=== Supplied records ===
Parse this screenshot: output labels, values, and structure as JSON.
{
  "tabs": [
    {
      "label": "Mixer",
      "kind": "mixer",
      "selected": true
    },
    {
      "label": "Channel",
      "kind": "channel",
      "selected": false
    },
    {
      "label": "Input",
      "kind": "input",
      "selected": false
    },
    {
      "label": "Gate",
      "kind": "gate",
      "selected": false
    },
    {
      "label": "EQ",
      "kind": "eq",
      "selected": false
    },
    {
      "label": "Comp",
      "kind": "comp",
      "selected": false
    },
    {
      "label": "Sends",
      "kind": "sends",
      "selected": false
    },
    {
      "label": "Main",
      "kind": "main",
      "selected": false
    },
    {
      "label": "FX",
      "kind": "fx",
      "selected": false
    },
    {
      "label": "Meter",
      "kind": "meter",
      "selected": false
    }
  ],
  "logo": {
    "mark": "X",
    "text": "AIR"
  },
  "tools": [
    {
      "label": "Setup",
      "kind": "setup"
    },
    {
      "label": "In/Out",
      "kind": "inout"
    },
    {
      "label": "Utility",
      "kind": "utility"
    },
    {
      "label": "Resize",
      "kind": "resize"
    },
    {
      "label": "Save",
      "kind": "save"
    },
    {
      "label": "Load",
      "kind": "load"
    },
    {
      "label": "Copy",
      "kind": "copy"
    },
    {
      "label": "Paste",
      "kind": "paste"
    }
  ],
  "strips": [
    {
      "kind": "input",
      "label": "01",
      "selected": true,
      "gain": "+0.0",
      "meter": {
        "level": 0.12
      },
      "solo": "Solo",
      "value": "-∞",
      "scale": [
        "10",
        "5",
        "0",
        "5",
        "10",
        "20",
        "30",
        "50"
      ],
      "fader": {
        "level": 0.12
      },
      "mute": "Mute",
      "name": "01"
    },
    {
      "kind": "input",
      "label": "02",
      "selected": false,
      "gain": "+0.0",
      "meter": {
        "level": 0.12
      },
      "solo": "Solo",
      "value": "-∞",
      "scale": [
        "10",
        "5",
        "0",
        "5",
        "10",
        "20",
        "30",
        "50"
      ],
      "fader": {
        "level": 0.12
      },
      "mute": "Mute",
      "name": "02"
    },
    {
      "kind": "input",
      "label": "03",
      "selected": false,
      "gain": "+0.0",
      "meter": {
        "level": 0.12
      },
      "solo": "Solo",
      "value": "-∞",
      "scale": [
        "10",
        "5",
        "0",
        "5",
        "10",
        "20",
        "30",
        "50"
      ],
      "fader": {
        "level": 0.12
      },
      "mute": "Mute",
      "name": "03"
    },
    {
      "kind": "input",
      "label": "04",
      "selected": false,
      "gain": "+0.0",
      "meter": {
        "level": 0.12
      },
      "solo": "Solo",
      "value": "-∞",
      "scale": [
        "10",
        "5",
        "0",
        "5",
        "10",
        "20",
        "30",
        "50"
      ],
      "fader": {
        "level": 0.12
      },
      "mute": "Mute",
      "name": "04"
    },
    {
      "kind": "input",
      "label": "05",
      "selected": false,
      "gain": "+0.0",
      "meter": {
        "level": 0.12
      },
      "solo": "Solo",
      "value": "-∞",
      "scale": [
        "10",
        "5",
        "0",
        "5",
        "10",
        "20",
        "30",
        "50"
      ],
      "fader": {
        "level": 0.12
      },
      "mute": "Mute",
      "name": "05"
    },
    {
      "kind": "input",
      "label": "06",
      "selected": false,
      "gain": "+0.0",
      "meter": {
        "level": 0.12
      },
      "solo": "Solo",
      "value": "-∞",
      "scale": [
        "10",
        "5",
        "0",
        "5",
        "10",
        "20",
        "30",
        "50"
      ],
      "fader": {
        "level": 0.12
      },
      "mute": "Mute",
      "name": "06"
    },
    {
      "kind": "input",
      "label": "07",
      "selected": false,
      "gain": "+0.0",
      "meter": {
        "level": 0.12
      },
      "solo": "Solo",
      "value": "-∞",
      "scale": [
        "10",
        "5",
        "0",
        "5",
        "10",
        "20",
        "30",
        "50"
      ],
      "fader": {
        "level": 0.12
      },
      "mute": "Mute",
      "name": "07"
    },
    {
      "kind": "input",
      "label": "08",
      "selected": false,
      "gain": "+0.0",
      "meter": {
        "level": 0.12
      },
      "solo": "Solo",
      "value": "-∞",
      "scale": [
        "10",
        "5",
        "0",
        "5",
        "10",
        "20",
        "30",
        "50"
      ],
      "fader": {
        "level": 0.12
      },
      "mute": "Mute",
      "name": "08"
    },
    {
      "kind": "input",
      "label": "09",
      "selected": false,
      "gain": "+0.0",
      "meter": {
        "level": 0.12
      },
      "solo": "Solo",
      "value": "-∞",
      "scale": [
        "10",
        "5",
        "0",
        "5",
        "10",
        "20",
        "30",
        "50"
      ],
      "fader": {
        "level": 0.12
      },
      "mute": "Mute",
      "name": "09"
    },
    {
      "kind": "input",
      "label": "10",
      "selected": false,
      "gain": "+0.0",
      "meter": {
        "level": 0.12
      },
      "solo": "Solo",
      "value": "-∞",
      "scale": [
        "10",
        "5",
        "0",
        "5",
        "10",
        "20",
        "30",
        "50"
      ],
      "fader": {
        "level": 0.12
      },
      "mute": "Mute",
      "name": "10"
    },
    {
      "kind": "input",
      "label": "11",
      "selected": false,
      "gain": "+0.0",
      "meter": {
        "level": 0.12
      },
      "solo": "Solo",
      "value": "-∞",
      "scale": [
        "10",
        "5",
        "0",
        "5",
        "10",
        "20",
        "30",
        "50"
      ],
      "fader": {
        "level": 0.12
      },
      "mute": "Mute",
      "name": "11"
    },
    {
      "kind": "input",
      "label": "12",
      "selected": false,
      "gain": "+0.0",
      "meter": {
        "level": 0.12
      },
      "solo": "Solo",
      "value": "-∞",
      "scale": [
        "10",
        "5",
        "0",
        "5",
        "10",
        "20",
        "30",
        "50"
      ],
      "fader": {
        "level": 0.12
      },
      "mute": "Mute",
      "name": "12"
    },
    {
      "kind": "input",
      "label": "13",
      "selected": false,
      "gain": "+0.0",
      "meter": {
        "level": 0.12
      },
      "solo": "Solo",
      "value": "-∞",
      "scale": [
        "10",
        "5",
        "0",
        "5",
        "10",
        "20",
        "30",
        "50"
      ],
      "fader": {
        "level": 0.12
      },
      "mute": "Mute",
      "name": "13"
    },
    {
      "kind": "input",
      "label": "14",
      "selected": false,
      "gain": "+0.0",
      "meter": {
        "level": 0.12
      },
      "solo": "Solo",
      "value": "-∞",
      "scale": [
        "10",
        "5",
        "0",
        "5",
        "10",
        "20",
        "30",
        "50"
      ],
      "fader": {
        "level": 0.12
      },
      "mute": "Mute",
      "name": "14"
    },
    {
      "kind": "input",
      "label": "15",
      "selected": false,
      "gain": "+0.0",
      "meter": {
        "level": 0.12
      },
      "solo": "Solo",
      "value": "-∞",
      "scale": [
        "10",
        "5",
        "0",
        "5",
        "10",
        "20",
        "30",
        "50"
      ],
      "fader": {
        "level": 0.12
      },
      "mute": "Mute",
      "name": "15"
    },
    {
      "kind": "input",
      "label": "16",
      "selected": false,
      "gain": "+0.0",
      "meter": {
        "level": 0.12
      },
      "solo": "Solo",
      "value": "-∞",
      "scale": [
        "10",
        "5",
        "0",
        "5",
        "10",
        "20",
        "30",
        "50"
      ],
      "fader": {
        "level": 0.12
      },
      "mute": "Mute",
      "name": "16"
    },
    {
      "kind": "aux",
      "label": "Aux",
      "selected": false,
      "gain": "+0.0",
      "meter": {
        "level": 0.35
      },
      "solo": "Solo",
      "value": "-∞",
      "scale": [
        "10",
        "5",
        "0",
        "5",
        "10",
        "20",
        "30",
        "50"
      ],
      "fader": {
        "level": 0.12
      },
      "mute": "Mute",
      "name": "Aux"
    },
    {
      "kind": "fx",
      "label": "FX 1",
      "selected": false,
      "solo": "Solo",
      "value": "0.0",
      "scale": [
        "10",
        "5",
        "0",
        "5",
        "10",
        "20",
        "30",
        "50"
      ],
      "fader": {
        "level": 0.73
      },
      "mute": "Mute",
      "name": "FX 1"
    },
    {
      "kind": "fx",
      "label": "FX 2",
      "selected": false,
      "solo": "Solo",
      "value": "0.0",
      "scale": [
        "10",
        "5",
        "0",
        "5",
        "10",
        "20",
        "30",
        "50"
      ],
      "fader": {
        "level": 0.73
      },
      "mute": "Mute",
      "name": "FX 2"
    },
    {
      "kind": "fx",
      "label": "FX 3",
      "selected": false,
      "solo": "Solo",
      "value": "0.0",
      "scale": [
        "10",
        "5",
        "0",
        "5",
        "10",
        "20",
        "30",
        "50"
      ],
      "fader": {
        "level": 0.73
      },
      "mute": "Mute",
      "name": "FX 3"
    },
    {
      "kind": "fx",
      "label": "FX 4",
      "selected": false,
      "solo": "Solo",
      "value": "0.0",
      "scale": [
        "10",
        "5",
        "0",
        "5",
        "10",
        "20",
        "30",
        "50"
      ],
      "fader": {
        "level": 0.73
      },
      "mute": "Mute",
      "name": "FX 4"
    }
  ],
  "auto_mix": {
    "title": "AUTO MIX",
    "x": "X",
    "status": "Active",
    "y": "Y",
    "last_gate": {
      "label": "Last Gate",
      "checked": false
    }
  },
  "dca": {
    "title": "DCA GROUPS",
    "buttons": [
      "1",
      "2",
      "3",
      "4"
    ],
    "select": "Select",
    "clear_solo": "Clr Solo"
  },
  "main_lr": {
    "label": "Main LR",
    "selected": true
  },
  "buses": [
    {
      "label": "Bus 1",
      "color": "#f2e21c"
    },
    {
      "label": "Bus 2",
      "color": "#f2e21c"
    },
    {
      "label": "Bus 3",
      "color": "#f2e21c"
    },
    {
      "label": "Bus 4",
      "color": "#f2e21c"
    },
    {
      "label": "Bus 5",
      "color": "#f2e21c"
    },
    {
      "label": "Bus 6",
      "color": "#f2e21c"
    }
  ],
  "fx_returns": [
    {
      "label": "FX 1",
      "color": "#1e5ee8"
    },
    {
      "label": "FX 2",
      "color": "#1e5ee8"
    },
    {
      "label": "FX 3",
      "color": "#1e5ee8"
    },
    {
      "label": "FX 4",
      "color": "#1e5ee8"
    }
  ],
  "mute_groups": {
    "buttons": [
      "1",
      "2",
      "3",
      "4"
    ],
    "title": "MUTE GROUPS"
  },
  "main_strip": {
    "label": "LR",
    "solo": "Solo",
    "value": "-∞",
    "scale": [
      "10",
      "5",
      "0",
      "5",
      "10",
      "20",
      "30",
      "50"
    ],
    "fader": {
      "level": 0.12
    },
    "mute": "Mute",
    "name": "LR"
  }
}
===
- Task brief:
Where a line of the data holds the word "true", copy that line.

- Response below:
      "selected": true
      "selected": true,
    "selected": true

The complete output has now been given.